Andrea Darlas got infected with salmonella bacteria after eating hummus at a food festival. "I was dehydrated. I had a high fever, chills." She was lucky. A study found that salmonella was the leading cause of death from food-borne diseases in the United States between two thousand and two thousand eight.

"Good morning, Meat and Poultry Hotline, may I help you?" The United States Department of Agriculture started its Meat and Poultry Hotline in nineteen eighty-five. The hotline receives about seventy thousand telephone calls a year from people with food safety questions.

"I’m going to be going to a cookout this coming weekend and I am supposed to be bringing the raw hamburgers. So I am a little nervous about traveling with hamburgers. So I just wanted to get some advice on how I could do it safely."

The calls are answered by food safety specialists like Tina Hanes. "This time of year we are getting grilling-type questions or questions from people who are asking about picnics and traveling with food."

"I was just wondering…can you re-use marinade that you have used on raw chicken on cooked meat?" "Well, you can reuse it as long as you do one important thing. That is to cook it off. You have to boil it first."

The Meat and Poultry Hotline has expanded its programs to include Spanish language services. Also, people can ask questions through e-mail and live chats and get information on social media sites.

Kathy Bernard is project coordinator for the hotline. "We teach consumers everyday, one to one, about how to handle food safely and to prevent food-borne illness. In addition, we also take calls that are related to complaints about food products that has led to foods being recalled, and we think that has probably saved lives."

Dr. Robynne Chutkan at Georgetown Hospital in Washington says people can reduce their risk by taking some simple steps. "One of the most important things is to make sure your meat is adequately cooked. I do not recommend that anybody be having a rare hamburger when they are cooking out in the summer. If you’re cooking eggs -- we have seen a lot of salmonella in the United States -- you want to make sure the yolks are firm."

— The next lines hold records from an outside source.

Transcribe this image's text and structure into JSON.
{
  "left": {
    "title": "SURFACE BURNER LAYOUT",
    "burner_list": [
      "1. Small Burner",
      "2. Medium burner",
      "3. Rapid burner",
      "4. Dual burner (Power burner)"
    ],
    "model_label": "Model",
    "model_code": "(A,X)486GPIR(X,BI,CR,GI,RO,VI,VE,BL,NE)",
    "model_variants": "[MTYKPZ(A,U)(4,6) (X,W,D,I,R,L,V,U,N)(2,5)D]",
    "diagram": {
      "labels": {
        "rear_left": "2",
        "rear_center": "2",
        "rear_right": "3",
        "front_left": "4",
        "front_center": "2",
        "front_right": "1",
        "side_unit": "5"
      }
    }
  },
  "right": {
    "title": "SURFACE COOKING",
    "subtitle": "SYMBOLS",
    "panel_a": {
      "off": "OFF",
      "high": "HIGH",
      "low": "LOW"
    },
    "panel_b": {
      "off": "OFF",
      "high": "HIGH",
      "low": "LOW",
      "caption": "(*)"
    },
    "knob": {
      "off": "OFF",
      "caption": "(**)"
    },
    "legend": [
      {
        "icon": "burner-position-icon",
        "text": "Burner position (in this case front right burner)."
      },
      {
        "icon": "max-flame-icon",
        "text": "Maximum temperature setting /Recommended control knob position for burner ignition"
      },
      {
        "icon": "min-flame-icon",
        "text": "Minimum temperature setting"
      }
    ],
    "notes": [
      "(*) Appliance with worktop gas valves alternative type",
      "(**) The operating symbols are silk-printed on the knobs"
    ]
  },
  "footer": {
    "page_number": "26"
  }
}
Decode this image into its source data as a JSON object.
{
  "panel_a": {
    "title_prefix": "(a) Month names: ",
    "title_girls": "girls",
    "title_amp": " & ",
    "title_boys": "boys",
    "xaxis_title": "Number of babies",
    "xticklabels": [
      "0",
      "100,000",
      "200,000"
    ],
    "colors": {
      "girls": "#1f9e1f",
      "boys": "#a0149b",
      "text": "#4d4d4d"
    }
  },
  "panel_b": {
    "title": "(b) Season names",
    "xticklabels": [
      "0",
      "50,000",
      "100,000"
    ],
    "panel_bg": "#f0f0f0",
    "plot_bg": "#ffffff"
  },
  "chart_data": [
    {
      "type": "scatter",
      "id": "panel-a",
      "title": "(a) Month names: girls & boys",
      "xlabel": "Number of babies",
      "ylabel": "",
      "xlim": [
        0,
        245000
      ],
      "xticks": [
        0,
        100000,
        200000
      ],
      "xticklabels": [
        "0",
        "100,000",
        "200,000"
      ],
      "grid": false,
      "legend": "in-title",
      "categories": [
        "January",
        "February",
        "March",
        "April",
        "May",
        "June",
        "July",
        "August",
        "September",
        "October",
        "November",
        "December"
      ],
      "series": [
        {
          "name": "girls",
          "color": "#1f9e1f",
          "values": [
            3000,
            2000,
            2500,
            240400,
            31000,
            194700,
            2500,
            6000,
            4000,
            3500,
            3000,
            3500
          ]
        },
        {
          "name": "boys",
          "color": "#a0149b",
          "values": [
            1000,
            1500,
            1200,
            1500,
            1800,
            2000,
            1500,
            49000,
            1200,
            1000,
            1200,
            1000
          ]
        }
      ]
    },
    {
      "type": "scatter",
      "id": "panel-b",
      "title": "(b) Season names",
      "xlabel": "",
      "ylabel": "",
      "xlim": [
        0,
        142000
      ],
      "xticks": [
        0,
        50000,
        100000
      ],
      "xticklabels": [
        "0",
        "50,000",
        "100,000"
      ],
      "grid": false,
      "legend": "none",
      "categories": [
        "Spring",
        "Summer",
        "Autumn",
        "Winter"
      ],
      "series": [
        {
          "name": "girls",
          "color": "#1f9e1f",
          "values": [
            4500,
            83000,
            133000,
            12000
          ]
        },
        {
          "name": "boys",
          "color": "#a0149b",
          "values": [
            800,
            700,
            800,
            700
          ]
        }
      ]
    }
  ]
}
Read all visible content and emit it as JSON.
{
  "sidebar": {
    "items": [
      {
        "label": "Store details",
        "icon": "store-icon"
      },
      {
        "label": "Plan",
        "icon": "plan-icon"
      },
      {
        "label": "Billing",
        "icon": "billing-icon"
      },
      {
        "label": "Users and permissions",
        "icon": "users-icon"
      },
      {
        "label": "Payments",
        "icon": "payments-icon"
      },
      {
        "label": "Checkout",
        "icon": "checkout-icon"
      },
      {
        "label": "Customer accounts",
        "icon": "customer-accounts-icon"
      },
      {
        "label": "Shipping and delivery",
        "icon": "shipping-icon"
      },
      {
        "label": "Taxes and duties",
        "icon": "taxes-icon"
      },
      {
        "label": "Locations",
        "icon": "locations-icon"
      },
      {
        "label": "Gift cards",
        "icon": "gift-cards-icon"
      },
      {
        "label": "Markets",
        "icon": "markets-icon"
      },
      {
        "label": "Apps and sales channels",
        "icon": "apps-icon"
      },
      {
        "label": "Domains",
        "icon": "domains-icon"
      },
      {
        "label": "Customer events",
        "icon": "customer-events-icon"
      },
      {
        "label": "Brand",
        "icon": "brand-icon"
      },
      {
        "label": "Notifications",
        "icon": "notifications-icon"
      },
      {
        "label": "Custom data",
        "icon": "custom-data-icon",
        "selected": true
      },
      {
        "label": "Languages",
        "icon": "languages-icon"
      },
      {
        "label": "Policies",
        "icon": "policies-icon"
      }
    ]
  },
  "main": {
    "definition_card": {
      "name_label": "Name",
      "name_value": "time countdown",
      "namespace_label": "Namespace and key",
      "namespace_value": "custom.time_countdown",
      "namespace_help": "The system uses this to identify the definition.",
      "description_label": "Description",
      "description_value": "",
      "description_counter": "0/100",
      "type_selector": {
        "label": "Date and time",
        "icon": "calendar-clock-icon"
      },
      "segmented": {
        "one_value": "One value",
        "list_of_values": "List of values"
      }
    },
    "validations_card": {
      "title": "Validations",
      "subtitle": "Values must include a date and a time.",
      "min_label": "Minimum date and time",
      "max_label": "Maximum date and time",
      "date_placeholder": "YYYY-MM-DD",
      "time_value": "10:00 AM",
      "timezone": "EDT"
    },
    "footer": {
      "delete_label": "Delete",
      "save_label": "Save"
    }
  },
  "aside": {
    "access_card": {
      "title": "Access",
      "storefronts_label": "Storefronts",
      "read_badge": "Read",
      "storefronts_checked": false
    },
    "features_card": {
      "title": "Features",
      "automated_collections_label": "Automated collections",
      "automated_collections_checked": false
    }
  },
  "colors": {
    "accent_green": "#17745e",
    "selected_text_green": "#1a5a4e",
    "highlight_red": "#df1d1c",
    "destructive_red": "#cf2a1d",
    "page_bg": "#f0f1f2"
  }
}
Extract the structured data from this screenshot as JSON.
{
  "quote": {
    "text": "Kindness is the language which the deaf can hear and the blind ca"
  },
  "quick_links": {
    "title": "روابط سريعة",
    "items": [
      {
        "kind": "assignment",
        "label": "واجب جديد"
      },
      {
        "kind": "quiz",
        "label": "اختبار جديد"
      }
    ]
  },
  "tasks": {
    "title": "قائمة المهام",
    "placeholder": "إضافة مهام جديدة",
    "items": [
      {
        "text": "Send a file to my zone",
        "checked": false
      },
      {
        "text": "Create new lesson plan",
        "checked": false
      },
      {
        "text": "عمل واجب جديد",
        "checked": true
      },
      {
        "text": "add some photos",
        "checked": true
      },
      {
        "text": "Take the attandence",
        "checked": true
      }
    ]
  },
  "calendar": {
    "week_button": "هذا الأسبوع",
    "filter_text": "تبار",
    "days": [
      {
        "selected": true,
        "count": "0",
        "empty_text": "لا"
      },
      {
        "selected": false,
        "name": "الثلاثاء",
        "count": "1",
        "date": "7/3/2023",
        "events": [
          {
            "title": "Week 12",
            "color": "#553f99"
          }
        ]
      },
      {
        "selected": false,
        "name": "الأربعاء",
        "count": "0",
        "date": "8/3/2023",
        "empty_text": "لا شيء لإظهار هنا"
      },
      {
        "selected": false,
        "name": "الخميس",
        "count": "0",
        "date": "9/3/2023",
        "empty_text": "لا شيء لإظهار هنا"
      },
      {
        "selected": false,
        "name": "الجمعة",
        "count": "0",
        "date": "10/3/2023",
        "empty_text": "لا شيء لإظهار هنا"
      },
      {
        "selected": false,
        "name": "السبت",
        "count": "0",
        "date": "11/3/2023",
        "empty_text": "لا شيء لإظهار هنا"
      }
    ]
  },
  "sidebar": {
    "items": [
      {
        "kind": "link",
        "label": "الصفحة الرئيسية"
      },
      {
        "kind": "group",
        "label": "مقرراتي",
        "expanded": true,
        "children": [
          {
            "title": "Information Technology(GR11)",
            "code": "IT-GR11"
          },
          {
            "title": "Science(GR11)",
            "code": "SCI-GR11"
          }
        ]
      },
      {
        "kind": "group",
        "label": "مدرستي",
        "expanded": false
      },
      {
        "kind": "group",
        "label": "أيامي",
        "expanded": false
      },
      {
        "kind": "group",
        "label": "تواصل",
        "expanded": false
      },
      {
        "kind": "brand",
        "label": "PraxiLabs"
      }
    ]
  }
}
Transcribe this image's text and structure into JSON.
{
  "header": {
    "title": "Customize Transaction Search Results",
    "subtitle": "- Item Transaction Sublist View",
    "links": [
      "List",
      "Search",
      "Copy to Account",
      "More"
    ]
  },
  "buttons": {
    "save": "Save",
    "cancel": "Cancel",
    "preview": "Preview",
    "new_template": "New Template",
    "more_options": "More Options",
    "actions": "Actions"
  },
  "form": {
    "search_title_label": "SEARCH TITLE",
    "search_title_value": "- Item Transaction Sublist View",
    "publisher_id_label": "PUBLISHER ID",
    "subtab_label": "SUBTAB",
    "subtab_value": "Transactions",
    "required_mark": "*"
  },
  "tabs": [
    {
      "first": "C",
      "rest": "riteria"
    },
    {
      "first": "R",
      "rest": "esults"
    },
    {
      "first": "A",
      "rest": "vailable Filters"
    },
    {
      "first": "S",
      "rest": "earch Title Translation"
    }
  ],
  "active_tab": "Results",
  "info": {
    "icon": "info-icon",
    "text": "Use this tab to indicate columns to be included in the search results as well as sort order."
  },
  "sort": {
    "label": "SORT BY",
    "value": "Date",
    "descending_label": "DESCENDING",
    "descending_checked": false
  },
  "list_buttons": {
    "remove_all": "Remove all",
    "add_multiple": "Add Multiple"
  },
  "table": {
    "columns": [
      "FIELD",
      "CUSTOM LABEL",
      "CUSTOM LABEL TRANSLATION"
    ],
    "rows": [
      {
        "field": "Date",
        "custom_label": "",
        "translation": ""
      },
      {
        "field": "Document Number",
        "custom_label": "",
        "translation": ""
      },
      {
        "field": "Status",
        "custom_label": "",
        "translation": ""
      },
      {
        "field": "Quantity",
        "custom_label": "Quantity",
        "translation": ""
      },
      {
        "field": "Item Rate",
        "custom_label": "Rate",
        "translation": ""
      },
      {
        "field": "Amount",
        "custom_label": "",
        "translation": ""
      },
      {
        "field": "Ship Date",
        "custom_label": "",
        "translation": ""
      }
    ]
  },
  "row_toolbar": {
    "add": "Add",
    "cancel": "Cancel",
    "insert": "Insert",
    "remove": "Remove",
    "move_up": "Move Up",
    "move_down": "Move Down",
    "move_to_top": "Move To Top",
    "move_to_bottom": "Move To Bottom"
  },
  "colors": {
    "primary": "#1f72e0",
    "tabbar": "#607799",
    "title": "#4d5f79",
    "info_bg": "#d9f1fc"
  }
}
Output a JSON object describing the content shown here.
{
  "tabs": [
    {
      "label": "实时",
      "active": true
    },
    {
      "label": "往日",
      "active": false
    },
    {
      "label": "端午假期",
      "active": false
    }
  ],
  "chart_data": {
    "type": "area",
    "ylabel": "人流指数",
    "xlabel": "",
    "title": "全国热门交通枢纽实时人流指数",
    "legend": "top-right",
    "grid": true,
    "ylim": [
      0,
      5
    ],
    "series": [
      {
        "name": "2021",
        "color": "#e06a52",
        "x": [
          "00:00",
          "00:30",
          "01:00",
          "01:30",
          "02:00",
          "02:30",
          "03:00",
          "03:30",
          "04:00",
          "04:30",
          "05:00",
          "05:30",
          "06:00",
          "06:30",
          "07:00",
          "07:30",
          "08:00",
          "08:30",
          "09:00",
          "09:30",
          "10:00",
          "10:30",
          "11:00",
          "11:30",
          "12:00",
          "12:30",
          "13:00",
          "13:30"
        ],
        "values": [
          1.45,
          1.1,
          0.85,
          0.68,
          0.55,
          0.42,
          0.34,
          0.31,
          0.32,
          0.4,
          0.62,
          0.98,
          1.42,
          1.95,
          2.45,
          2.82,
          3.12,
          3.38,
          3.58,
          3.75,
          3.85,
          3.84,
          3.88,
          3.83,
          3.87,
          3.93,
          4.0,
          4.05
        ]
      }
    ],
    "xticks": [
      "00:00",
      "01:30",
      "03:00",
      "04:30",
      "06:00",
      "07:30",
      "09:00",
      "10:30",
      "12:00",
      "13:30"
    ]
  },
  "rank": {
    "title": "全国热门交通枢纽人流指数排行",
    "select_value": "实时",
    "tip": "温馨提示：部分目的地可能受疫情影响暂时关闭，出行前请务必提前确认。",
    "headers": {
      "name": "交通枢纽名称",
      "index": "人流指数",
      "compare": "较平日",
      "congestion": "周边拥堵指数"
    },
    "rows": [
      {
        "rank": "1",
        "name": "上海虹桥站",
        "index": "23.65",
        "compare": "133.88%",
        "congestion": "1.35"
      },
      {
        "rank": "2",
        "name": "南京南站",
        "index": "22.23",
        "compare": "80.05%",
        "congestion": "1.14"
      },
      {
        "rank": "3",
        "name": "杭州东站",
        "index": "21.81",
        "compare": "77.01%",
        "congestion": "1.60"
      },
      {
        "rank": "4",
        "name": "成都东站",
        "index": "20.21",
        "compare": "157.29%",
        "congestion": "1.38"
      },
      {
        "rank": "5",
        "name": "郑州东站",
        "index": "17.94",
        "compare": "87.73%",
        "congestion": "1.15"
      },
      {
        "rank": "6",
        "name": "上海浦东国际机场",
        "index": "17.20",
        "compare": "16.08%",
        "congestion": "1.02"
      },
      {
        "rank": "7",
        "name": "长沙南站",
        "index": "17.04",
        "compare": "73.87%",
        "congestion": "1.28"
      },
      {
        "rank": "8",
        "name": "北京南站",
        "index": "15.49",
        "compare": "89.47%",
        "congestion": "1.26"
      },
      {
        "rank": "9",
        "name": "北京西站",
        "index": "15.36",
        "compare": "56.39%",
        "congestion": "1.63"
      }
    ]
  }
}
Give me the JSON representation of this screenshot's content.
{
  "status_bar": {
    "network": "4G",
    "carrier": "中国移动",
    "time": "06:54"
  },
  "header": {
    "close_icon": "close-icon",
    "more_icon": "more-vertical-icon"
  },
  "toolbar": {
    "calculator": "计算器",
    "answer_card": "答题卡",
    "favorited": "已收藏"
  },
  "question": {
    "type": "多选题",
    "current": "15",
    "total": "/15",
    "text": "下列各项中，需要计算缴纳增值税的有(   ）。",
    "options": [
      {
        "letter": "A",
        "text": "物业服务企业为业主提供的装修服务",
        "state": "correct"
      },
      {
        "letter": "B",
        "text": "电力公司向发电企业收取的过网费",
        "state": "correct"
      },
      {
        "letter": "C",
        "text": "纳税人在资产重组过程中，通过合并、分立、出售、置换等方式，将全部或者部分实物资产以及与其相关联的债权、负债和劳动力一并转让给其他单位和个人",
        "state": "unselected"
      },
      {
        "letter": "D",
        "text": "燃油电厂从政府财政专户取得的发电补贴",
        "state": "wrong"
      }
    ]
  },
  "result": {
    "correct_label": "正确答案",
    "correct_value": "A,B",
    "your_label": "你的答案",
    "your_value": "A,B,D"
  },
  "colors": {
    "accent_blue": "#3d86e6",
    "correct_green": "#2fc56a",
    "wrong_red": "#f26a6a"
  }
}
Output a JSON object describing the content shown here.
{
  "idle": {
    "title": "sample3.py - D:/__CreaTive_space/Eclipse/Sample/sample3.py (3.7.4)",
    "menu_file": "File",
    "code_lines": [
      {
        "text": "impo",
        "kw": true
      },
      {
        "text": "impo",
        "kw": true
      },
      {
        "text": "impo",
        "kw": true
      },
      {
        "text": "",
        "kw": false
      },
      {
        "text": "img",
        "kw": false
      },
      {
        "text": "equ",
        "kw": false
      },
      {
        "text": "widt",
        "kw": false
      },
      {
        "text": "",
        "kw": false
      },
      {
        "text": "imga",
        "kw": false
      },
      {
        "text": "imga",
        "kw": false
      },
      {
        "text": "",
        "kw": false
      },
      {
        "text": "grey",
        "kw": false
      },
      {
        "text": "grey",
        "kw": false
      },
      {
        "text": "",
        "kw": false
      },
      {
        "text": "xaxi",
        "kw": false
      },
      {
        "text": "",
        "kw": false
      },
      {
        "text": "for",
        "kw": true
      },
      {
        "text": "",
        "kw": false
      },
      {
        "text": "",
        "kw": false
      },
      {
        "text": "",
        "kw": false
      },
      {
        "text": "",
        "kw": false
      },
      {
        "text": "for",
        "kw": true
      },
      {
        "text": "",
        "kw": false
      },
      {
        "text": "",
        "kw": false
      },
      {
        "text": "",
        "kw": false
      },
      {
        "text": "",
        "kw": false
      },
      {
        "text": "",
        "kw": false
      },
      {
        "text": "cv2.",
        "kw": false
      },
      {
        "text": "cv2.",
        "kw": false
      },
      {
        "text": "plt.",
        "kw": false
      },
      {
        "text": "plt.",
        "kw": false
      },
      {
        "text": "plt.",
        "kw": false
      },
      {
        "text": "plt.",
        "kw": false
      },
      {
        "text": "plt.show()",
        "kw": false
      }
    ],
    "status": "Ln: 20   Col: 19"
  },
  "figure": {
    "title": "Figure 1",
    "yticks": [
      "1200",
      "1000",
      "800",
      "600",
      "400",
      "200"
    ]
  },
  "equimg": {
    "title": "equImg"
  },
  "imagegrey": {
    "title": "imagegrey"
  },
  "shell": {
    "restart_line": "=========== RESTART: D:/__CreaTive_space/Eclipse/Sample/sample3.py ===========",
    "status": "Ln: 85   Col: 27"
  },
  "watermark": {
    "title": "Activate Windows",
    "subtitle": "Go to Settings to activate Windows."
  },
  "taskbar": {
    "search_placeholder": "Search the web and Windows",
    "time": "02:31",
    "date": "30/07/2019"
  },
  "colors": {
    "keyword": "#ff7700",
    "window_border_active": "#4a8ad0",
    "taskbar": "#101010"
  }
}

And she says drinking or eating things that contain uncooked eggs is "definitely not a good idea."